King left no reason to second-guess his decision.

After the race, King smiled for the camera, proudly holding the XTERRA finish line banner while relaying the exhausting story of his previous 24 hours.

"I'll tell you [how I feel] in a few hours," King said. "I don't think I'll be doing much later."

But "The King" made it look easy, leading from start to finish to easily best second-place finisher J. Marshall Thomsen, of Crested Butte, Colo., on the hilly 13.1-mile course.

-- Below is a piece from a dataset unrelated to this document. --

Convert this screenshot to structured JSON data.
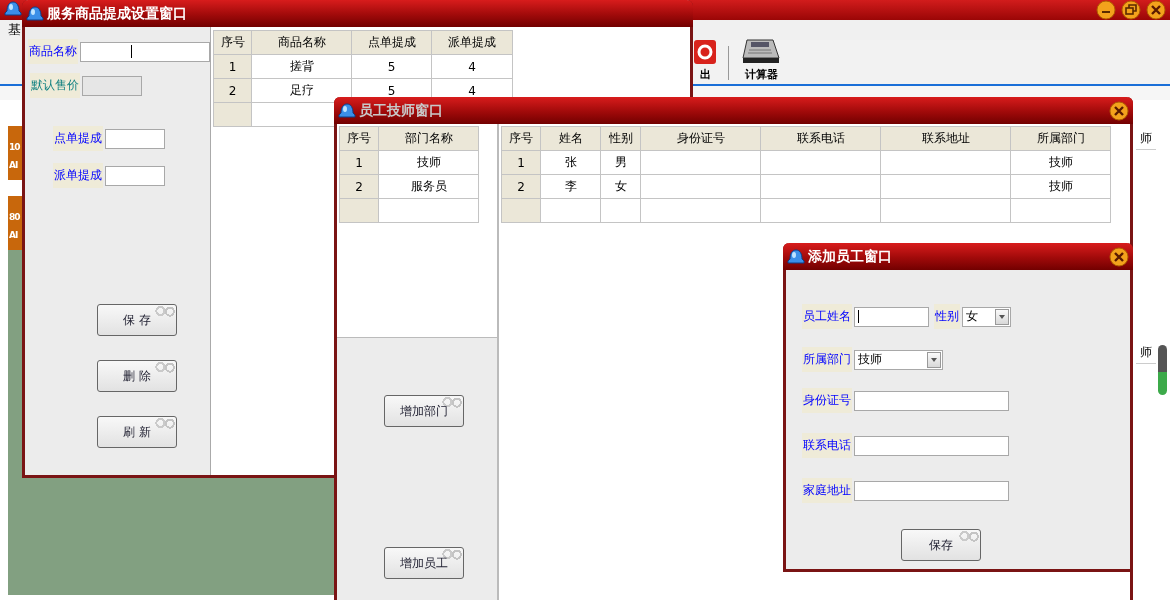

Placing third was North Salt Lake resident and former University of Utah runner B.J. Christenson, who will compete in the Ironman Championships in Kona, Hawaii, on Oct. 13.

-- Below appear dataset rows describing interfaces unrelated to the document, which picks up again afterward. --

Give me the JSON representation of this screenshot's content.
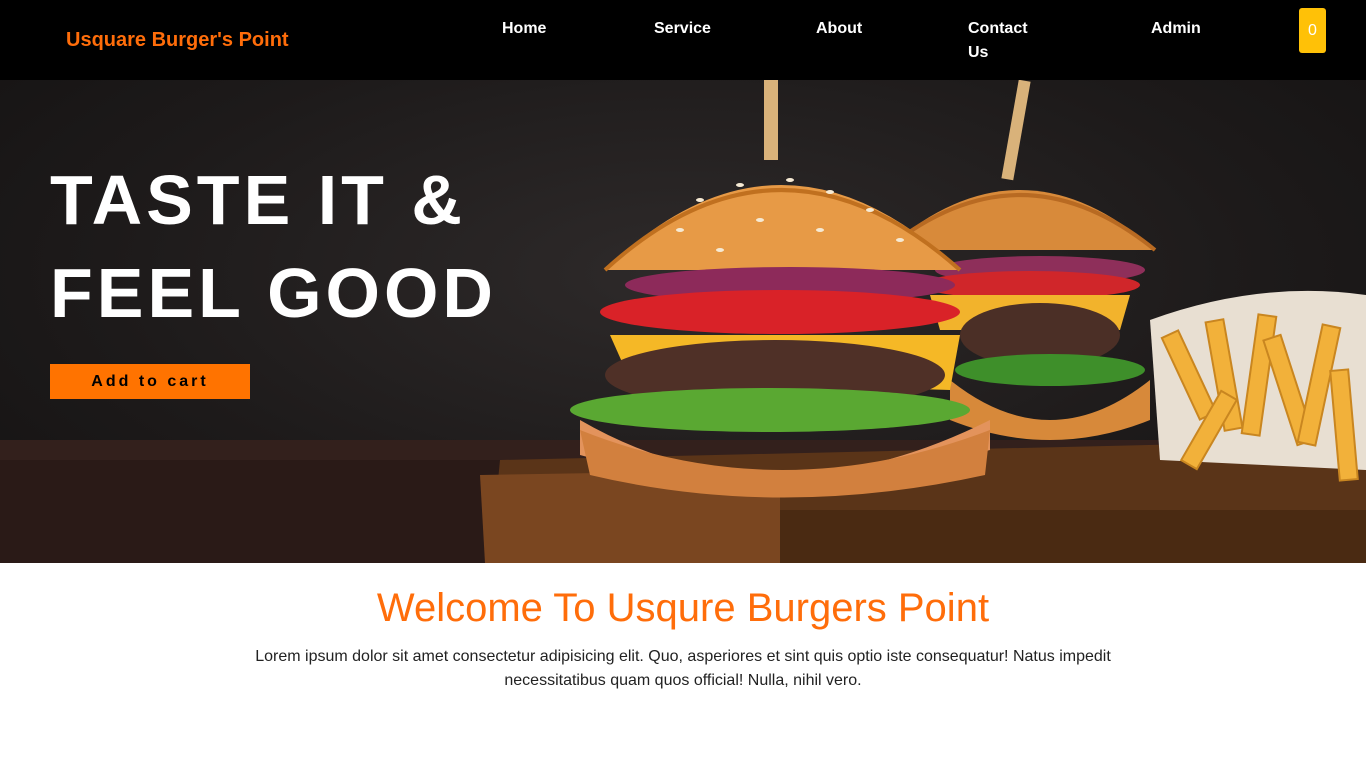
{
  "theme": {
    "accent": "#ff6d0a",
    "nav_bg": "#000000",
    "cart_bg": "#ffc107",
    "button_bg": "#ff7300"
  },
  "nav": {
    "brand": "Usquare Burger's Point",
    "links": [
      "Home",
      "Service",
      "About",
      "Contact Us",
      "Admin"
    ],
    "cart_count": "0"
  },
  "hero": {
    "title": "TASTE IT & FEEL GOOD",
    "button_label": "Add to cart",
    "image": "burger-and-fries-photo"
  },
  "welcome": {
    "title": "Welcome To Usqure Burgers Point",
    "text": "Lorem ipsum dolor sit amet consectetur adipisicing elit. Quo, asperiores et sint quis optio iste consequatur! Natus impedit necessitatibus quam quos official! Nulla, nihil vero."
  }
}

"I was trying to be smarter this year, to give myself a chance to catch him," Christenson said. "But [King] is just a billy goat."

And his rest will be characteristically short-lived. Next weekend, King will compete in the 100K Ultra Running Championship in Charlottesville, Va.

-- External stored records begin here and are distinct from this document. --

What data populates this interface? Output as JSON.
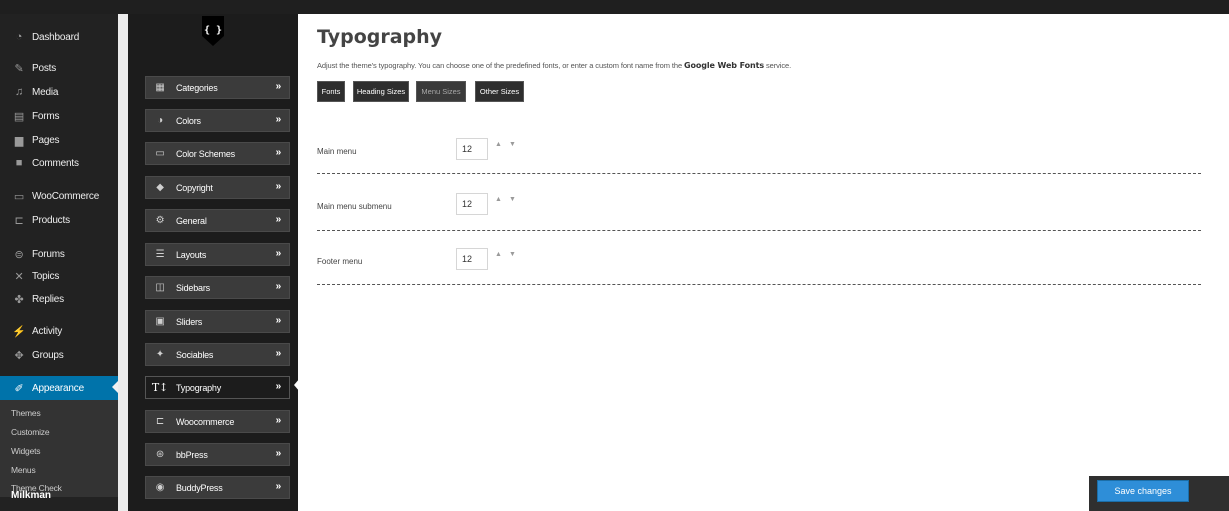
{
  "wp_sidebar": {
    "items": [
      {
        "label": "Dashboard",
        "icon": "dashboard-icon"
      },
      {
        "label": "Posts",
        "icon": "pin-icon"
      },
      {
        "label": "Media",
        "icon": "media-icon"
      },
      {
        "label": "Forms",
        "icon": "forms-icon"
      },
      {
        "label": "Pages",
        "icon": "pages-icon"
      },
      {
        "label": "Comments",
        "icon": "comment-icon"
      },
      {
        "label": "WooCommerce",
        "icon": "woocommerce-icon"
      },
      {
        "label": "Products",
        "icon": "cart-icon"
      },
      {
        "label": "Forums",
        "icon": "forums-icon"
      },
      {
        "label": "Topics",
        "icon": "topics-icon"
      },
      {
        "label": "Replies",
        "icon": "replies-icon"
      },
      {
        "label": "Activity",
        "icon": "activity-icon"
      },
      {
        "label": "Groups",
        "icon": "groups-icon"
      },
      {
        "label": "Appearance",
        "icon": "paintbrush-icon"
      }
    ],
    "submenu": [
      "Themes",
      "Customize",
      "Widgets",
      "Menus",
      "Theme Check"
    ],
    "cut_off_label": "Milkman",
    "active_color": "#0073aa"
  },
  "options_panel": {
    "logo_glyph": "{ }",
    "items": [
      {
        "label": "Categories",
        "icon": "grid-icon"
      },
      {
        "label": "Colors",
        "icon": "contrast-icon"
      },
      {
        "label": "Color Schemes",
        "icon": "monitor-icon"
      },
      {
        "label": "Copyright",
        "icon": "tag-icon"
      },
      {
        "label": "General",
        "icon": "gears-icon"
      },
      {
        "label": "Layouts",
        "icon": "list-icon"
      },
      {
        "label": "Sidebars",
        "icon": "columns-icon"
      },
      {
        "label": "Sliders",
        "icon": "image-icon"
      },
      {
        "label": "Sociables",
        "icon": "twitter-icon"
      },
      {
        "label": "Typography",
        "icon": "typography-icon"
      },
      {
        "label": "Woocommerce",
        "icon": "cart-icon"
      },
      {
        "label": "bbPress",
        "icon": "bbpress-icon"
      },
      {
        "label": "BuddyPress",
        "icon": "buddypress-icon"
      }
    ],
    "arrow": "»",
    "active_index": 9
  },
  "main": {
    "title": "Typography",
    "description": "Adjust the theme's typography. You can choose one of the predefined fonts, or enter a custom font name from the",
    "description_link": "Google Web Fonts",
    "description_end": "service.",
    "tabs": [
      "Fonts",
      "Heading Sizes",
      "Menu Sizes",
      "Other Sizes"
    ],
    "active_tab": "Menu Sizes",
    "fields": [
      {
        "label": "Main menu",
        "value": "12"
      },
      {
        "label": "Main menu submenu",
        "value": "12"
      },
      {
        "label": "Footer menu",
        "value": "12"
      }
    ],
    "spin_up": "▲",
    "spin_down": "▼"
  },
  "save_button": {
    "label": "Save changes",
    "color": "#2e8ed8"
  }
}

"I'm a bit afraid right now," King said. "But I'm looking forward to the challenge."

While King's victory was rarely in question, Ogden resident and 2008 Beijing steeplechase Olympian Lindsey Olson Anderson (1:33:23) used a late push on the final uphill stretch to edge Kerri Lyons (1:34:27), of Salt Lake City, for the women's title. Amber Moran, of Asheville, N.C., placed third in 1:38:53.

"I just kept thinking that I want that $1,000," Anderson said with a laugh.

But the cash purse wasn't her only motivation.

After the birth of her daughter last year, Anderson decided she wasn't ready to hang up her running shoes, or her Olympic dreams.

Though she only recently picked up the intensity of her training, Sunday's performance was the first step toward her goal to make it to Rio de Janeiro, Brazil, in 2016.

"It's a good starting point," Anderson said. "I just loved every part of it."

Sunday wasn't just reserved for ultra trail runners, however. Dozens scaled the colorful hills of the resort in an open 5k and 10k race. A kids sprint event was held after the finish of the 21-kilometer race.

"There really is something for everyone here," Anderson said.

On Saturday, Snowbasin was also host to the XTERRA USA Triathlon Championship. Last year's third-place finisher Josiah Middaugh, of Colorado, posted the fastest bike split of the day and a solid 10K run to edge XTERRA mainstays Ben Allen, Conrad Stoltz and last year's winner, Nicolas Brun, in a winning time of 2:26:57.

In the women's race, Lesley Patterson, of Scotland, used a strong 10K run to pull away from Suzie Snyder and win in 2:49:09.